**What the task requires**
Find the lines below in which the string "Friendly" occurs. Copy each one.

(Data to process begins)

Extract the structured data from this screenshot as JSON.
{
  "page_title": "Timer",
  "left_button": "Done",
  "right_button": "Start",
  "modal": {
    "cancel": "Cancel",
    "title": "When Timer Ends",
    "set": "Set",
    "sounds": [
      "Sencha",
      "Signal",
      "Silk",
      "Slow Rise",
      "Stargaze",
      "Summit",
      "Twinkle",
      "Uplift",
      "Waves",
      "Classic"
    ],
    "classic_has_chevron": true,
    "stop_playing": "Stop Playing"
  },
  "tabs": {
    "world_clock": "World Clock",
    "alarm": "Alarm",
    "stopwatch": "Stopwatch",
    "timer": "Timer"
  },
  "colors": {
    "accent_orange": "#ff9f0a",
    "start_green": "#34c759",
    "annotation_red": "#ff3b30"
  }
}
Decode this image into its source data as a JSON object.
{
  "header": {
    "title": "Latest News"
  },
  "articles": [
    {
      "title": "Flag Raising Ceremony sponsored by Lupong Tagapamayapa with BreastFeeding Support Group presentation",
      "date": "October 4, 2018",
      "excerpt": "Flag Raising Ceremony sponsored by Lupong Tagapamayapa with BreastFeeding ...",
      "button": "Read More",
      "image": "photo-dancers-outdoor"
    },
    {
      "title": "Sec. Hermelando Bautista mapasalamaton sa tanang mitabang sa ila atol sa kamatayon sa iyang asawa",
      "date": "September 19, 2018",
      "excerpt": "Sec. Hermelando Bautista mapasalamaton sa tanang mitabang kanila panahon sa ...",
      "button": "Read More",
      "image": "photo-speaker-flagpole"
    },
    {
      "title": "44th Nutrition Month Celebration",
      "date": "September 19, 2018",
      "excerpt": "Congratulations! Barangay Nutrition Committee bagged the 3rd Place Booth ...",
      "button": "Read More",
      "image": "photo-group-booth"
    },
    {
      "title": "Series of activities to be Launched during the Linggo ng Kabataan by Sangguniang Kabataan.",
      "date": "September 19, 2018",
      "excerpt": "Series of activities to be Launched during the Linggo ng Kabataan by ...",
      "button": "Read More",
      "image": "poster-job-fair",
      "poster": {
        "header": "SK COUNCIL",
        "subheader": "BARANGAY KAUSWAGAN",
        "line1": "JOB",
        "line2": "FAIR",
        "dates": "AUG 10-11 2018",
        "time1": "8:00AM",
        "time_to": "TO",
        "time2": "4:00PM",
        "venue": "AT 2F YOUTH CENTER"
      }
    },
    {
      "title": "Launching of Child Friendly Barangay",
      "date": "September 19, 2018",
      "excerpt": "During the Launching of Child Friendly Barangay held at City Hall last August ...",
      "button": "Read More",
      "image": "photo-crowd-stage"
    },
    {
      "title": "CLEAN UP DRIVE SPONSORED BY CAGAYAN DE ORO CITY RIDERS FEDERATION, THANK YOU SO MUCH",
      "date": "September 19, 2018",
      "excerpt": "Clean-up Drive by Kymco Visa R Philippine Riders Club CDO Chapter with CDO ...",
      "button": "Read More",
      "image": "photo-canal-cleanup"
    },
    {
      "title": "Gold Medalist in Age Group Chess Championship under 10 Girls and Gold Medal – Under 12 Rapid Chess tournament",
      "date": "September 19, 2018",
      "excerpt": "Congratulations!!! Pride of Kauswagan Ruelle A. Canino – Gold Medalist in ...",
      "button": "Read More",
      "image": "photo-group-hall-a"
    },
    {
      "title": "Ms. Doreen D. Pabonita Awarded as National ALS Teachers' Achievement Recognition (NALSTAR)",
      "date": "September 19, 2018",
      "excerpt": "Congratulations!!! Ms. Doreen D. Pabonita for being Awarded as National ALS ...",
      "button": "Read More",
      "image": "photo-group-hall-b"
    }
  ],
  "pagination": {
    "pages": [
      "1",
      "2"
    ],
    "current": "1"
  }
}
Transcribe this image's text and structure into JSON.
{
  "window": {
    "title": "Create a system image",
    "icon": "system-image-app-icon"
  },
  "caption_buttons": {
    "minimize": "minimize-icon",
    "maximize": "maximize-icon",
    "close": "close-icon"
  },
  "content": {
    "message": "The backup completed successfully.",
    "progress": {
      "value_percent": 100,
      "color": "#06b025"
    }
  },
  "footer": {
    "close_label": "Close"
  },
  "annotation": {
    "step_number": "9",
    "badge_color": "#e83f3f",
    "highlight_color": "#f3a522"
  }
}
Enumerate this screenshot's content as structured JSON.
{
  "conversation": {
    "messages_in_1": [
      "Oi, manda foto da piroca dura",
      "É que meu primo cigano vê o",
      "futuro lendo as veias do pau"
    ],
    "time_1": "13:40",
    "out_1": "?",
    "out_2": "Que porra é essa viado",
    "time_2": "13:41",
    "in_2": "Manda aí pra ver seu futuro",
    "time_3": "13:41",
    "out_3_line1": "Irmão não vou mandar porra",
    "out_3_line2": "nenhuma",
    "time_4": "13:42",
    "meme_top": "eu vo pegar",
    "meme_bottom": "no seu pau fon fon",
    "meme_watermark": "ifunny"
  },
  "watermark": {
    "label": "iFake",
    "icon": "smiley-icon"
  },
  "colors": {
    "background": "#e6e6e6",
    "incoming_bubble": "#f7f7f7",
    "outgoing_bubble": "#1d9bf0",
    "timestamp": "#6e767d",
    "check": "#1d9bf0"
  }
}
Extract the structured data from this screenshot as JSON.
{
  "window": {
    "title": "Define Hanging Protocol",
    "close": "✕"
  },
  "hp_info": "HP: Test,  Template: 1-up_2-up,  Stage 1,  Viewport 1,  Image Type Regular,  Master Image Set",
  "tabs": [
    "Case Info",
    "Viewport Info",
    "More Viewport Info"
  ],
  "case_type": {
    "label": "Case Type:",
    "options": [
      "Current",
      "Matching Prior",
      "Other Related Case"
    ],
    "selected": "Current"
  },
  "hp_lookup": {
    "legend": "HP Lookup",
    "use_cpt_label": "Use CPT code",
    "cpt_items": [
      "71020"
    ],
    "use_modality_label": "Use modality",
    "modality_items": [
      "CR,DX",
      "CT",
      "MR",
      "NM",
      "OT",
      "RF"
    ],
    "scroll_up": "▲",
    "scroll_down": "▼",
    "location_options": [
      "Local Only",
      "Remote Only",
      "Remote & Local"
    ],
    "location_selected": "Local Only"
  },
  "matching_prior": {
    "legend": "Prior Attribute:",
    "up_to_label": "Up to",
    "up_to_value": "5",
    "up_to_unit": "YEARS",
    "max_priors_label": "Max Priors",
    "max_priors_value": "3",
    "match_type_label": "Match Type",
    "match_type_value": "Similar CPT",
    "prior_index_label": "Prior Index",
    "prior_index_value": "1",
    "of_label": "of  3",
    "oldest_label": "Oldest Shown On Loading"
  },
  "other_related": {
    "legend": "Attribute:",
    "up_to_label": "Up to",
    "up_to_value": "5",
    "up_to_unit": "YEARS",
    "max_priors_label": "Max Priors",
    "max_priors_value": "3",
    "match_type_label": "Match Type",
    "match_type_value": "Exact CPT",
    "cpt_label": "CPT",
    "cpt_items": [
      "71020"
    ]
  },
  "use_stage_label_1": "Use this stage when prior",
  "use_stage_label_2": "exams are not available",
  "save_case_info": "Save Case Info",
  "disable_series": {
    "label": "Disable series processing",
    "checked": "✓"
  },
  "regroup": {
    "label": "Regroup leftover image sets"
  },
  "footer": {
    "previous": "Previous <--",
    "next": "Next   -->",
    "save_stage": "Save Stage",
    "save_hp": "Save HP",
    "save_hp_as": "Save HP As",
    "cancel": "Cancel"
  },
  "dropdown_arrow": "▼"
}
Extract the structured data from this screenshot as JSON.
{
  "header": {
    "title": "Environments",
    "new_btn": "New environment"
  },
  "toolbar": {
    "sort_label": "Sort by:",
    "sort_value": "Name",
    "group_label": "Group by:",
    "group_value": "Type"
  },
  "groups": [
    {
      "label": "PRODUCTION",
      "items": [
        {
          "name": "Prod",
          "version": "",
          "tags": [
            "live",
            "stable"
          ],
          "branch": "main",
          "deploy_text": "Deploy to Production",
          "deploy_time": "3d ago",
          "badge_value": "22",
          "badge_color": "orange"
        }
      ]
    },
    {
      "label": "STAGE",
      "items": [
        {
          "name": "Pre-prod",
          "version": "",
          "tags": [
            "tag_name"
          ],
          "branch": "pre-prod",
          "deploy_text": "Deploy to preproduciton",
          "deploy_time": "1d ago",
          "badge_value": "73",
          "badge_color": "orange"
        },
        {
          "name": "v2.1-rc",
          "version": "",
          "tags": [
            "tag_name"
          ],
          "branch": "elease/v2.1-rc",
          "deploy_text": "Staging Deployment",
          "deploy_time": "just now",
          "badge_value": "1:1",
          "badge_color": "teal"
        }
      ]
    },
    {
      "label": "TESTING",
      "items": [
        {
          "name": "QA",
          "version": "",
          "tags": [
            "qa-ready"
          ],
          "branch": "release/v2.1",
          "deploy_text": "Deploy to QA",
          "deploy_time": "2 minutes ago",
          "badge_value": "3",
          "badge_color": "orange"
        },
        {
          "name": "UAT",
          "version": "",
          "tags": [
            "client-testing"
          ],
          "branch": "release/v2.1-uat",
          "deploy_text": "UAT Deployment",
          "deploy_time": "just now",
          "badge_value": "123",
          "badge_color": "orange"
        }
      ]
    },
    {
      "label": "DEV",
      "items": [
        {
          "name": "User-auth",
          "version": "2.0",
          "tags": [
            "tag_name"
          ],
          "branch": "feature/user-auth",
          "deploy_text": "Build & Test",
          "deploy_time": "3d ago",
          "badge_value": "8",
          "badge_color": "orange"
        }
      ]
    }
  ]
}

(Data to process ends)

**Output for this task**
      "title": "Launching of Child Friendly Barangay",
      "excerpt": "During the Launching of Child Friendly Barangay held at City Hall last August ...",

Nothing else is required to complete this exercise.